Anchoring With A Current

When you’re sailing, you need to be aware of the location of your anchor when you drop it. If you don’t, you could drag your anchor across the bottom of the sea, damaging your boat and hurting marine life.

This is why it’s important to consider how strong the current is when deciding where to drop your anchor. If there are strong winds in one direction or another (and if those winds are blowing against a current), then those winds may create more turbulence than usual, affecting where your anchor drops.

The Wind-Only Spooler Kedge Anchor

The wind-only spooler kedge anchor is a popular choice for racing sailors because of its ability to set quickly and hold well in heavy weather. It’s also relatively lightweight, which makes it easy to use on smaller boats.

The kedge anchor is designed to be used with an anchor line and rode (the line between the boat and the anchor), and it can be deployed from either a bow or stern davit. The kedge is usually attached to the road using a shackle or swivel snap, depending on how far away from the boat you want your anchor to sit in the water.

When using this type of anchor, pay attention to where you place your rode—you want it to be as long as possible without being too long so that it doesn’t get tangled up in any obstacles below the surface.

Find The Best Anchor for Sailing – PartsVu is a Leading Boat Parts Supplier

PartsVu is a leading boat parts supplier that offers a wide selection of products at affordable prices. Whether you are looking for parts to repair or upgrade your boat or you want to find the best anchor for sailing, we have what you need.
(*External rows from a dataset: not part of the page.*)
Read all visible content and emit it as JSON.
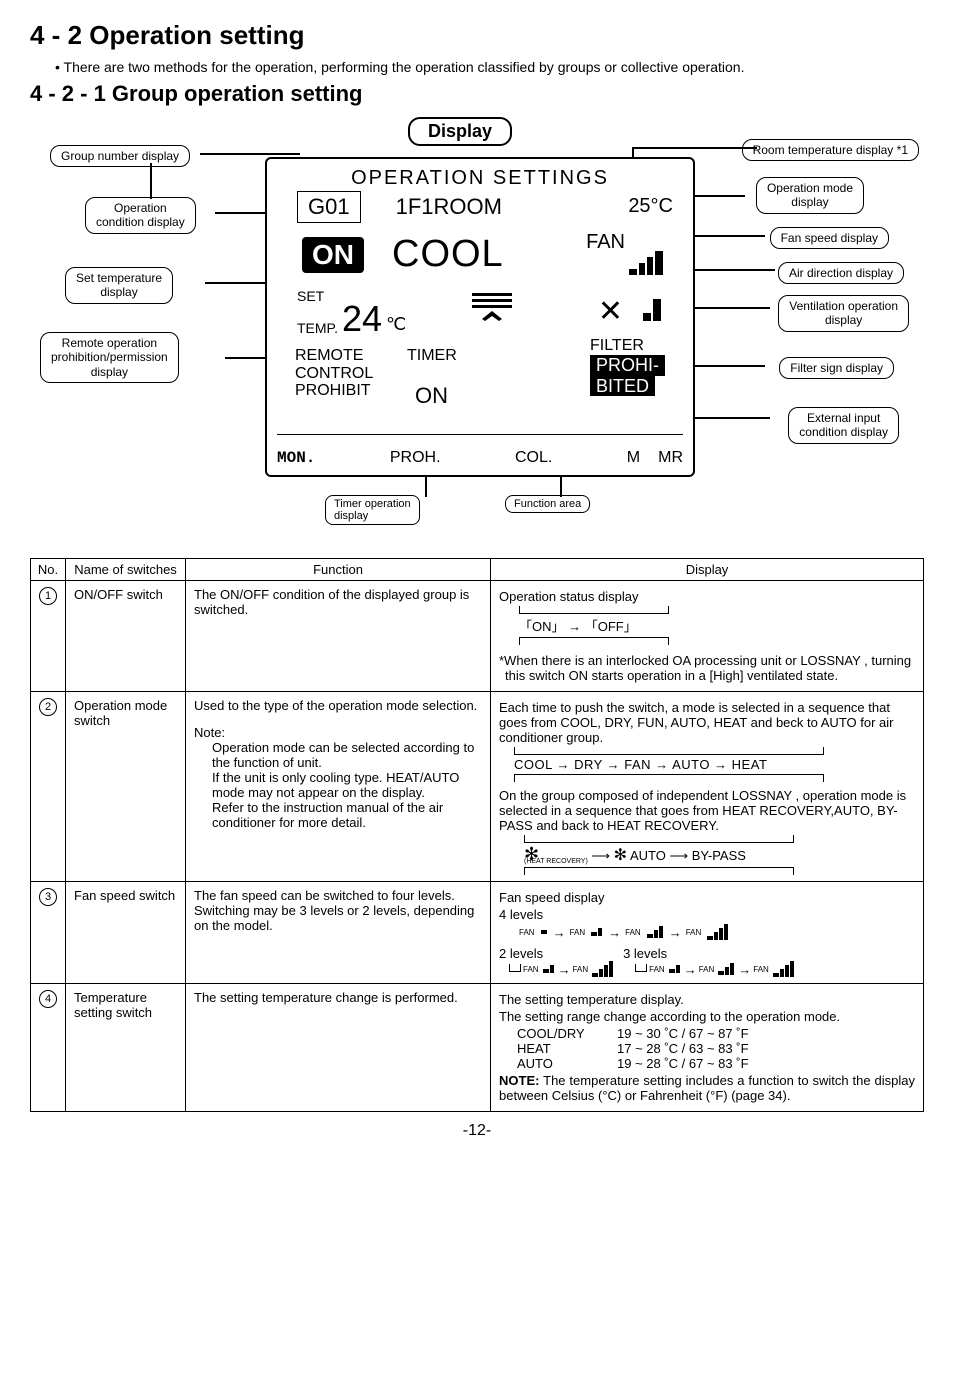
{
  "heading": "4 - 2  Operation setting",
  "bullet": "• There are two methods for the operation, performing the operation classified by groups or collective operation.",
  "subheading": "4 - 2 - 1  Group operation setting",
  "diagram": {
    "display_pill": "Display",
    "callouts": {
      "group_number": "Group number display",
      "operation_condition": "Operation\ncondition display",
      "set_temperature": "Set temperature\ndisplay",
      "remote_operation": "Remote operation\nprohibition/permission\ndisplay",
      "room_temp": "Room temperature display *1",
      "operation_mode": "Operation mode\ndisplay",
      "fan_speed": "Fan speed display",
      "air_direction": "Air direction display",
      "ventilation": "Ventilation operation\ndisplay",
      "filter_sign": "Filter sign display",
      "external_input": "External input\ncondition display",
      "timer_operation": "Timer operation\ndisplay",
      "function_area": "Function area"
    },
    "lcd": {
      "title": "OPERATION  SETTINGS",
      "group": "G01",
      "room": "1F1ROOM",
      "room_temp": "25°C",
      "on": "ON",
      "mode": "COOL",
      "fan_label": "FAN",
      "set_label1": "SET",
      "set_label2": "TEMP.",
      "set_value": "24",
      "set_unit": "℃",
      "remote1": "REMOTE",
      "remote2": "CONTROL",
      "remote3": "PROHIBIT",
      "timer": "TIMER",
      "timer_on": "ON",
      "filter": "FILTER",
      "prohi1": "PROHI-",
      "prohi2": "BITED",
      "mon": "MON.",
      "proh": "PROH.",
      "col": "COL.",
      "m": "M",
      "mr": "MR"
    }
  },
  "table": {
    "headers": {
      "no": "No.",
      "name": "Name of switches",
      "function": "Function",
      "display": "Display"
    },
    "rows": [
      {
        "no": "1",
        "name": "ON/OFF switch",
        "function": "The ON/OFF condition of the displayed group is switched.",
        "display": {
          "line1": "Operation status display",
          "flow": "「ON」 → 「OFF」",
          "note": "*When there is an interlocked OA processing unit or LOSSNAY , turning this switch ON starts operation in a [High] ventilated state."
        }
      },
      {
        "no": "2",
        "name": "Operation mode switch",
        "function_parts": {
          "p1": "Used to the type of the operation mode selection.",
          "note_label": "Note:",
          "p2": "Operation mode can be selected according to the function of unit.\nIf the unit is only cooling type. HEAT/AUTO mode may not appear on the display.\nRefer to the instruction manual of the air conditioner for more detail."
        },
        "display": {
          "p1": "Each time to push the switch, a mode is selected in a sequence that goes from COOL, DRY, FUN, AUTO, HEAT and beck to AUTO for air conditioner group.",
          "flow1": "COOL → DRY → FAN → AUTO → HEAT",
          "p2": "On the group composed of independent LOSSNAY , operation mode is selected in a sequence that goes from HEAT RECOVERY,AUTO, BY-PASS and back to HEAT RECOVERY.",
          "flow2_auto": "AUTO",
          "flow2_bypass": "BY-PASS",
          "heat_recovery_label": "(HEAT RECOVERY)"
        }
      },
      {
        "no": "3",
        "name": "Fan speed switch",
        "function": "The fan speed can be switched to four levels. Switching may be 3 levels or 2 levels, depending on the model.",
        "display": {
          "title": "Fan speed display",
          "levels4": "4 levels",
          "levels2": "2 levels",
          "levels3": "3 levels",
          "fan_label": "FAN"
        }
      },
      {
        "no": "4",
        "name": "Temperature setting switch",
        "function": "The setting temperature change is performed.",
        "display": {
          "p1": "The setting temperature display.",
          "p2": "The setting range change according to the operation mode.",
          "ranges": {
            "cooldry_label": "COOL/DRY",
            "cooldry_val": "19 ~ 30 ˚C / 67 ~ 87 ˚F",
            "heat_label": "HEAT",
            "heat_val": "17 ~ 28 ˚C / 63 ~ 83 ˚F",
            "auto_label": "AUTO",
            "auto_val": "19 ~ 28 ˚C / 67 ~ 83 ˚F"
          },
          "note_label": "NOTE:",
          "note": "The temperature setting includes a function to switch the display between Celsius (°C) or Fahrenheit (°F) (page 34)."
        }
      }
    ]
  },
  "page_number": "-12-"
}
With years of experience and expertise in the industry, we strive to provide top-quality products that meet our customers’ exact needs.

As, PartsVu is a Leading Boat Accessories store, we know that each individual has specific requirements when it comes to their boats, so we work hard to ensure that all of our products meet those requirements and exceed expectations.